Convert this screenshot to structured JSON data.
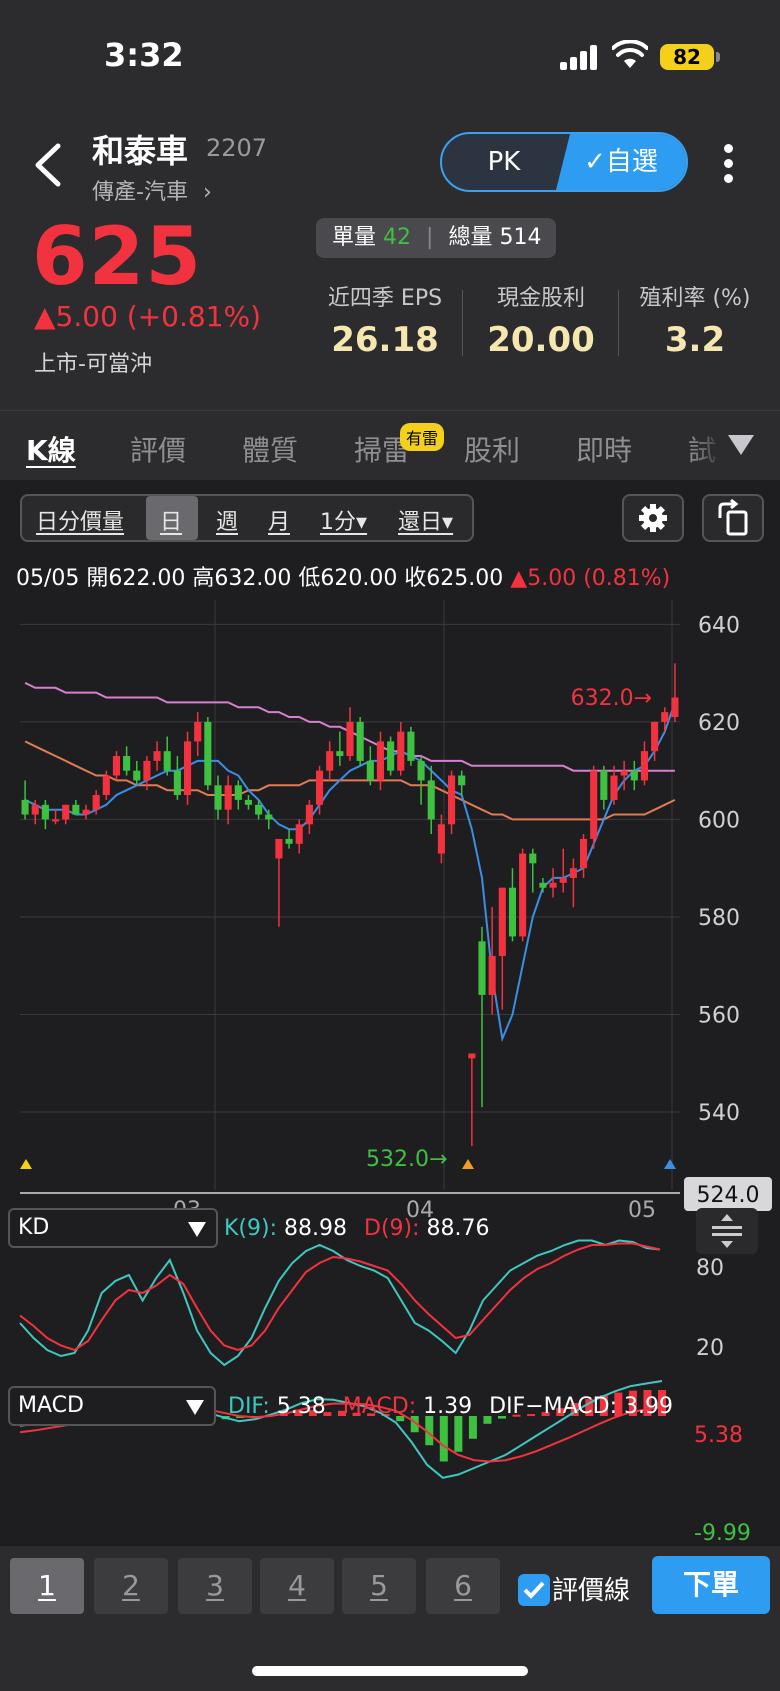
{
  "status_bar": {
    "time": "3:32",
    "battery": "82"
  },
  "header": {
    "name": "和泰車",
    "code": "2207",
    "industry": "傳產-汽車",
    "pk_label": "PK",
    "watchlist_label": "✓自選"
  },
  "quote": {
    "price": "625",
    "change": "▲5.00 (+0.81%)",
    "listing": "上市-可當沖",
    "single_volume_label": "單量",
    "single_volume": "42",
    "total_volume_label": "總量",
    "total_volume": "514"
  },
  "stats": [
    {
      "label": "近四季 EPS",
      "value": "26.18"
    },
    {
      "label": "現金股利",
      "value": "20.00"
    },
    {
      "label": "殖利率 (%)",
      "value": "3.2"
    }
  ],
  "tabs": [
    "K線",
    "評價",
    "體質",
    "掃雷",
    "股利",
    "即時",
    "試"
  ],
  "tab_badge": "有雷",
  "chart_toolbar": [
    "日分價量",
    "日",
    "週",
    "月",
    "1分▾",
    "還日▾"
  ],
  "ohlc_line": {
    "text": "05/05 開622.00 高632.00 低620.00 收625.00",
    "change": "▲5.00 (0.81%)"
  },
  "colors": {
    "up": "#f2333f",
    "down": "#3ec040",
    "accent": "#2e9cf0",
    "value_gold": "#f6e7b1"
  },
  "chart_data": [
    {
      "type": "candlestick",
      "y_ticks": [
        "640",
        "620",
        "600",
        "580",
        "560",
        "540"
      ],
      "x_ticks": [
        "03",
        "04",
        "05"
      ],
      "ylim": [
        524,
        645
      ],
      "high_marker": "632.0→",
      "low_marker": "532.0→",
      "last_label": "524.0",
      "candles": [
        [
          604,
          608,
          600,
          601
        ],
        [
          601,
          604,
          599,
          603
        ],
        [
          603,
          604,
          598,
          600
        ],
        [
          600,
          602,
          599,
          600
        ],
        [
          600,
          603,
          599,
          603
        ],
        [
          603,
          604,
          601,
          601
        ],
        [
          601,
          603,
          600,
          602
        ],
        [
          602,
          606,
          601,
          605
        ],
        [
          605,
          610,
          604,
          609
        ],
        [
          609,
          614,
          608,
          613
        ],
        [
          613,
          615,
          609,
          610
        ],
        [
          610,
          612,
          607,
          608
        ],
        [
          608,
          613,
          606,
          612
        ],
        [
          612,
          616,
          610,
          614
        ],
        [
          614,
          617,
          609,
          610
        ],
        [
          610,
          613,
          604,
          605
        ],
        [
          605,
          618,
          603,
          616
        ],
        [
          616,
          622,
          613,
          620
        ],
        [
          620,
          621,
          606,
          607
        ],
        [
          607,
          609,
          600,
          602
        ],
        [
          602,
          609,
          599,
          607
        ],
        [
          607,
          608,
          602,
          604
        ],
        [
          604,
          605,
          602,
          603
        ],
        [
          603,
          604,
          600,
          601
        ],
        [
          601,
          602,
          598,
          600
        ],
        [
          592,
          595,
          578,
          596
        ],
        [
          596,
          598,
          594,
          595
        ],
        [
          595,
          600,
          593,
          599
        ],
        [
          599,
          604,
          597,
          603
        ],
        [
          603,
          611,
          601,
          610
        ],
        [
          610,
          616,
          608,
          614
        ],
        [
          614,
          618,
          611,
          613
        ],
        [
          613,
          623,
          612,
          620
        ],
        [
          620,
          621,
          611,
          612
        ],
        [
          612,
          615,
          607,
          608
        ],
        [
          608,
          618,
          606,
          616
        ],
        [
          616,
          617,
          609,
          610
        ],
        [
          610,
          620,
          609,
          618
        ],
        [
          618,
          619,
          611,
          612
        ],
        [
          612,
          613,
          603,
          608
        ],
        [
          608,
          611,
          597,
          600
        ],
        [
          593,
          601,
          591,
          599
        ],
        [
          599,
          610,
          597,
          609
        ],
        [
          609,
          610,
          605,
          607
        ],
        [
          551,
          552,
          533,
          552
        ],
        [
          575,
          578,
          541,
          564
        ],
        [
          564,
          582,
          560,
          572
        ],
        [
          572,
          586,
          561,
          586
        ],
        [
          586,
          590,
          575,
          576
        ],
        [
          576,
          594,
          575,
          593
        ],
        [
          593,
          594,
          585,
          591
        ],
        [
          587,
          588,
          585,
          586
        ],
        [
          586,
          590,
          584,
          587
        ],
        [
          587,
          594,
          585,
          588
        ],
        [
          588,
          592,
          582,
          590
        ],
        [
          590,
          597,
          588,
          596
        ],
        [
          596,
          611,
          594,
          610
        ],
        [
          610,
          611,
          602,
          604
        ],
        [
          604,
          611,
          603,
          609
        ],
        [
          609,
          612,
          606,
          610
        ],
        [
          610,
          612,
          606,
          608
        ],
        [
          608,
          616,
          607,
          614
        ],
        [
          614,
          620,
          612,
          620
        ],
        [
          620,
          623,
          618,
          622
        ],
        [
          621,
          632,
          620,
          625
        ]
      ],
      "ma_short": [
        604,
        603,
        602,
        602,
        602,
        601,
        601,
        602,
        603,
        605,
        606,
        607,
        608,
        609,
        610,
        610,
        611,
        612,
        612,
        612,
        610,
        609,
        606,
        604,
        601,
        599,
        598,
        598,
        600,
        603,
        606,
        608,
        610,
        611,
        612,
        612,
        613,
        614,
        613,
        612,
        610,
        608,
        606,
        605,
        598,
        588,
        568,
        555,
        560,
        570,
        580,
        586,
        588,
        588,
        589,
        590,
        595,
        600,
        605,
        608,
        610,
        611,
        614,
        618,
        624
      ],
      "ma_mid": [
        616,
        615,
        614,
        613,
        612,
        611,
        610,
        609,
        609,
        608,
        608,
        607,
        607,
        607,
        606,
        606,
        606,
        606,
        605,
        605,
        605,
        605,
        606,
        606,
        607,
        607,
        607,
        607,
        608,
        608,
        608,
        608,
        608,
        608,
        608,
        608,
        608,
        608,
        607,
        607,
        607,
        606,
        605,
        604,
        603,
        602,
        601,
        601,
        600,
        600,
        600,
        600,
        600,
        600,
        600,
        600,
        600,
        600,
        601,
        601,
        601,
        601,
        602,
        603,
        604
      ],
      "ma_long": [
        628,
        627,
        627,
        627,
        626,
        626,
        626,
        626,
        625,
        625,
        625,
        625,
        625,
        625,
        624,
        624,
        624,
        624,
        624,
        624,
        624,
        623,
        623,
        623,
        622,
        622,
        621,
        621,
        620,
        620,
        619,
        619,
        618,
        617,
        616,
        615,
        614,
        614,
        613,
        613,
        612,
        612,
        612,
        612,
        611,
        611,
        611,
        611,
        611,
        611,
        611,
        611,
        611,
        611,
        610,
        610,
        610,
        610,
        610,
        610,
        610,
        610,
        610,
        610,
        610
      ]
    },
    {
      "type": "line",
      "name": "KD",
      "y_ticks": [
        "80",
        "20"
      ],
      "series": [
        {
          "name": "K(9)",
          "values": [
            40,
            30,
            22,
            18,
            20,
            35,
            60,
            68,
            72,
            55,
            70,
            82,
            60,
            35,
            20,
            12,
            18,
            30,
            50,
            68,
            80,
            88,
            92,
            88,
            82,
            78,
            75,
            70,
            55,
            40,
            35,
            28,
            20,
            35,
            55,
            65,
            75,
            80,
            85,
            88,
            92,
            95,
            95,
            92,
            95,
            94,
            90,
            89
          ]
        },
        {
          "name": "D(9)",
          "values": [
            45,
            38,
            30,
            25,
            22,
            28,
            42,
            55,
            62,
            60,
            65,
            72,
            66,
            50,
            35,
            25,
            22,
            25,
            35,
            50,
            62,
            74,
            80,
            84,
            83,
            81,
            78,
            75,
            66,
            55,
            46,
            38,
            30,
            32,
            42,
            52,
            62,
            70,
            76,
            80,
            85,
            89,
            92,
            92,
            93,
            93,
            91,
            89
          ]
        }
      ],
      "K_value": "88.98",
      "D_value": "88.76"
    },
    {
      "type": "bar",
      "name": "MACD",
      "y_ticks": [
        "5.38",
        "-9.99"
      ],
      "histogram": [
        0.6,
        0.5,
        0.5,
        0.4,
        0.3,
        0.2,
        0.2,
        0.5,
        0.8,
        1.0,
        0.8,
        0.4,
        0.1,
        -0.3,
        -0.5,
        -0.3,
        -0.2,
        0.2,
        0.8,
        1.0,
        0.9,
        0.6,
        0.8,
        0.5,
        0.4,
        0.3,
        -0.8,
        -2.5,
        -4.5,
        -7.0,
        -5.5,
        -3.5,
        -1.2,
        -0.4,
        0.2,
        0.3,
        0.6,
        1.2,
        2.0,
        2.6,
        3.2,
        3.6,
        3.9,
        4.0,
        3.99
      ],
      "dif": [
        -1.5,
        -1.2,
        -0.8,
        -0.4,
        0.0,
        0.4,
        0.8,
        1.2,
        1.6,
        1.8,
        1.5,
        1.0,
        0.5,
        -0.2,
        -0.8,
        -0.5,
        0.2,
        1.0,
        2.0,
        2.6,
        2.5,
        2.0,
        1.5,
        0.5,
        -1.0,
        -4.0,
        -7.5,
        -9.5,
        -9.0,
        -8.0,
        -7.0,
        -6.0,
        -4.5,
        -3.0,
        -1.5,
        0.0,
        1.5,
        2.8,
        3.8,
        4.6,
        5.0,
        5.38
      ],
      "macd_line": [
        -2.5,
        -2.2,
        -1.8,
        -1.4,
        -1.0,
        -0.5,
        0.0,
        0.5,
        1.0,
        1.3,
        1.4,
        1.3,
        1.0,
        0.5,
        0.0,
        -0.2,
        0.0,
        0.4,
        1.0,
        1.6,
        1.9,
        1.9,
        1.8,
        1.4,
        0.8,
        -0.6,
        -2.4,
        -4.5,
        -6.0,
        -6.8,
        -7.0,
        -6.8,
        -6.2,
        -5.4,
        -4.4,
        -3.4,
        -2.3,
        -1.2,
        -0.2,
        0.6,
        1.0,
        1.39
      ],
      "DIF_value": "5.38",
      "MACD_value": "1.39",
      "DIF_MACD_value": "3.99"
    }
  ],
  "kd_panel": {
    "select_label": "KD",
    "k_label": "K(9):",
    "d_label": "D(9):"
  },
  "macd_panel": {
    "select_label": "MACD",
    "dif_label": "DIF:",
    "macd_label": "MACD:",
    "diff_label": "DIF−MACD:"
  },
  "bottom_bar": {
    "pages": [
      "1",
      "2",
      "3",
      "4",
      "5",
      "6"
    ],
    "checkbox_label": "評價線",
    "order_label": "下單"
  }
}
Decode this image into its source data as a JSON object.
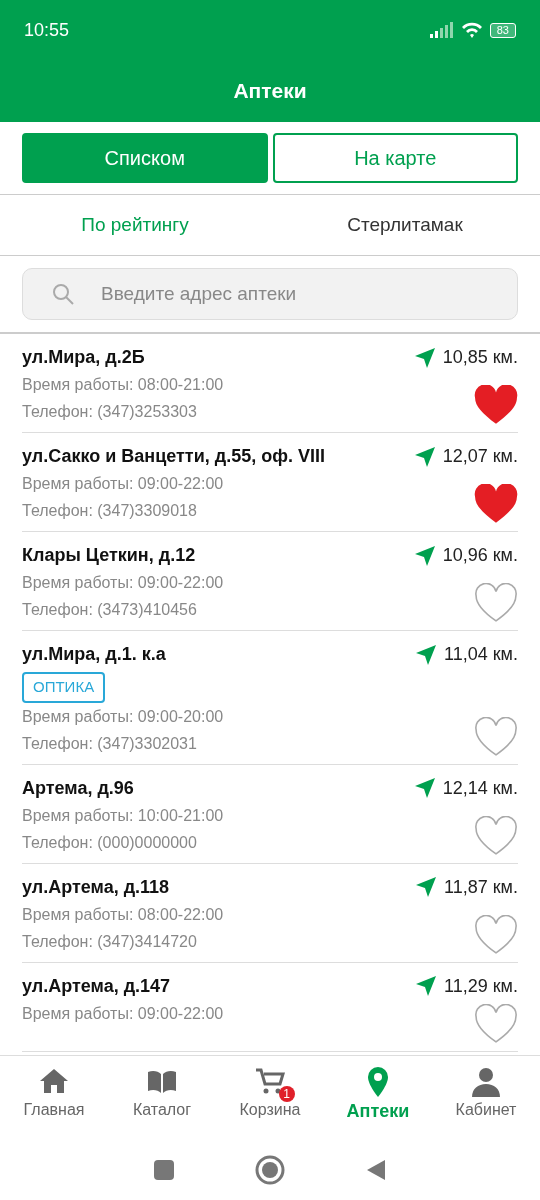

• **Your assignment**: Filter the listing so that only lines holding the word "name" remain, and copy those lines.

• **Answer to this problem**:
    "name": "和泰車",
      "name": "KD",
          "name": "K(9)",
          "name": "D(9)",
      "name": "MACD",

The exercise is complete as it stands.